Former warlord, former minister, former presidential candidate (he ran
in 2006 and in 2012), and current MP Antipas Mbusa Nyamwisi (photo
above) has pulled a disappearing act.

When Parliament recessed last month, speculations started about the
vacation itinirary of Nyamwisi.

In fact, no one knows for sure when Nyamwisi left Kinshasa. The
consensus was however that he didn't wait for parliament recess and
that he'd gone to South Africa.

(That destination has however now been updated to "whereabouts
unknown," according to Kinshasa media.)

Pretty soon, rumors were rife on Congolese streets and blogosphere
about Nyamwisi sightings in Rwanda and Uganda, where he's joined the
M23 insurgency.

Rumors then turned into seemingly coordinated attacks against Nyamwisi
in Kinshasa media.

But the most recent assault on Nyamwisi happened on Thursday, August
2, Radio Okapi reports, on his own turf of Butembo, North Kivu.

Anonymous leaflets littered the streets of Butembo warning residents
to stop supporting Nyamwisi, who has joined the M23 insurgency.

A number of renegade FARDC senior officers who had belonged to
Nyamwisi's rebel outfit in Africa's World War and some others who also
happen to be members of his Nande ethnic group have defected and/or
joined M23--including Mai-Mai General Kakule Sikuli Vasaka aka

In Kinshasa, the opening salvo of the anti-Nyamwisi campaign was fired
well before parliamentary recess, more precisely in mid-May, by MP
Zacharie Bababaswe, when he told the pro-Kabila daily Le Phare:

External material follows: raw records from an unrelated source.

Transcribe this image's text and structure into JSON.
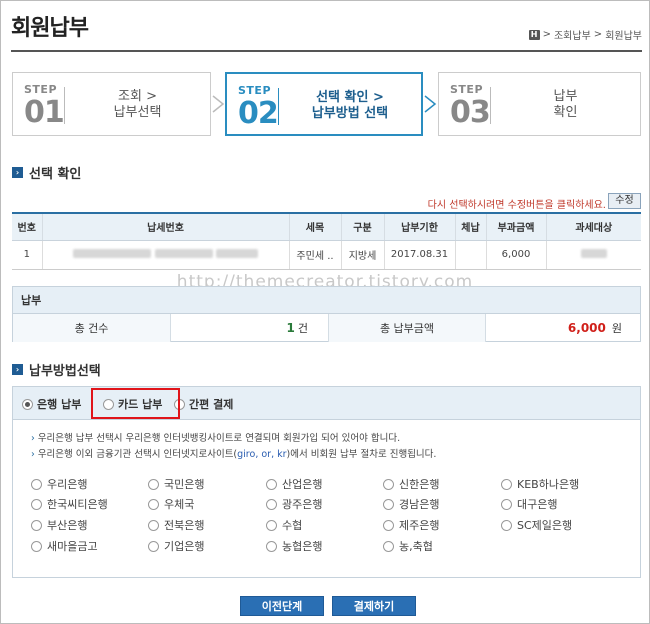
{
  "page": {
    "title": "회원납부"
  },
  "breadcrumb": {
    "home_icon": "H",
    "items": [
      "조회납부",
      "회원납부"
    ],
    "separator": ">"
  },
  "steps": [
    {
      "label": "STEP",
      "number": "01",
      "line1": "조회 >",
      "line2": "납부선택",
      "active": false
    },
    {
      "label": "STEP",
      "number": "02",
      "line1": "선택 확인 >",
      "line2": "납부방법 선택",
      "active": true
    },
    {
      "label": "STEP",
      "number": "03",
      "line1": "납부",
      "line2": "확인",
      "active": false
    }
  ],
  "selection": {
    "title": "선택 확인",
    "notice": "다시 선택하시려면 수정버튼을 클릭하세요.",
    "edit_label": "수정",
    "columns": [
      "번호",
      "납세번호",
      "세목",
      "구분",
      "납부기한",
      "체납",
      "부과금액",
      "과세대상"
    ],
    "rows": [
      {
        "no": "1",
        "tax_type": "주민세 ..",
        "category": "지방세",
        "due": "2017.08.31",
        "arrears": "",
        "amount": "6,000"
      }
    ]
  },
  "watermark": "http://themecreator.tistory.com",
  "payment": {
    "title": "납부",
    "count_label": "총 건수",
    "count_value": "1",
    "count_unit": "건",
    "total_label": "총 납부금액",
    "total_value": "6,000",
    "total_unit": "원"
  },
  "method": {
    "title": "납부방법선택",
    "tabs": [
      "은행 납부",
      "카드 납부",
      "간편 결제"
    ],
    "selected_tab": "은행 납부",
    "info1": "우리은행 납부 선택시 우리은행 인터넷뱅킹사이트로 연결되며 회원가입 되어 있어야 합니다.",
    "info2_a": "우리은행 이외 금융기관 선택시 인터넷지로사이트(",
    "info2_link": "giro, or, kr",
    "info2_b": ")에서 비회원 납부 절차로 진행됩니다.",
    "banks": [
      "우리은행",
      "국민은행",
      "산업은행",
      "신한은행",
      "KEB하나은행",
      "한국씨티은행",
      "우체국",
      "광주은행",
      "경남은행",
      "대구은행",
      "부산은행",
      "전북은행",
      "수협",
      "제주은행",
      "SC제일은행",
      "새마을금고",
      "기업은행",
      "농협은행",
      "농,축협"
    ]
  },
  "buttons": {
    "prev": "이전단계",
    "pay": "결제하기"
  },
  "colors": {
    "accent": "#2a8dc0",
    "button": "#2a6fb4",
    "highlight": "#e0141a",
    "amount": "#d0201a"
  }
}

"We are sick and tired of this story of the east turning restive again
and wasting the country's energy."

He added:

"Those [Kivu] leaders, and I'm not afraid to say this, Kivu leaders
are implicated in what's happening in North and South Kivus.

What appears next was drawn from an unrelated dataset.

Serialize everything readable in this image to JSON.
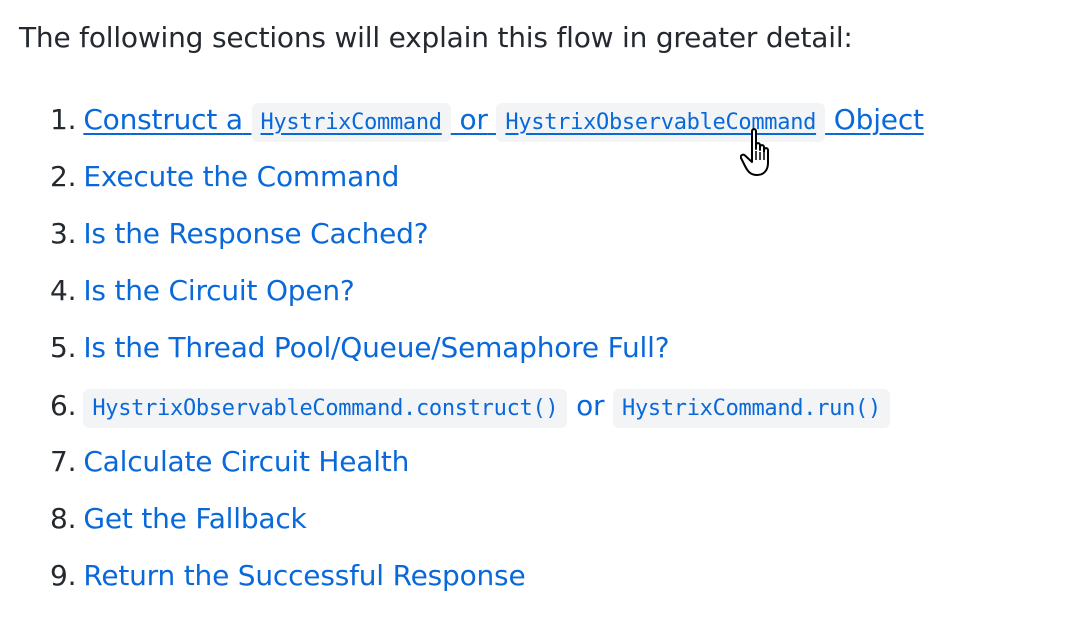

"I asked Mr. Ruberwa, Mr. Vital Kamerhe, Mr. Mbusa Nyamwisi and all
the other leaders to get together, because Congo isn't going to suffer
in the name of national unity!"

Soon afterwards, vitrioloc attacks against Nyamwisi went viral on
newspapers and TV political shows.

By mid-July, even the pro-Tshisekedi Kinshasa daily Le Phare urged
Nyamwisi to break his silence and to answer the serious charges of
sedition being leveled at him.

The only Kinshasa politician to defend Nyamwisi on TV was opposition
MP José Makila, from Equateur Province, who said that Nyamwisi took
advantage of the parliamentary recess to visit his family in South

Makila further said that Nyamwisi being from the Nande ethnic group
that straddles the DRC and Uganda, and Uganda being the business hub
of Nande entrepreneurs, the alleged sightings of Nyamwisi in Uganda
have therefore no underlying nefarious meaning.

Besides, Makila surmised, Uganda isn't involved in the M23 insurgency.

The spin Makila wanted to give to Nyamwisi's disappearing act doesn't
hold water.

Le Phare reported it had repeatedly tried to reach Nyamwisi in South
Africa to no avail. Besides, as I said, he left Kinshasa before the
National Assembly recess. And more importantly, where the hell is the


PHOTO CREDITS: John Bompengo/Radio Okapi


Alex Engwete said...


Nyamwisi ran concurrently for president and for MP in the 2011 general elections.

IHStewart said...

All seems a bit careless to me mind you the Australians managed to to misplace a PM totally 45 years back and that must be a world first. That is really being careless.

Alex Engwete said...


MP Bababaswe talked to the PRO-Kabila L'AVENIR!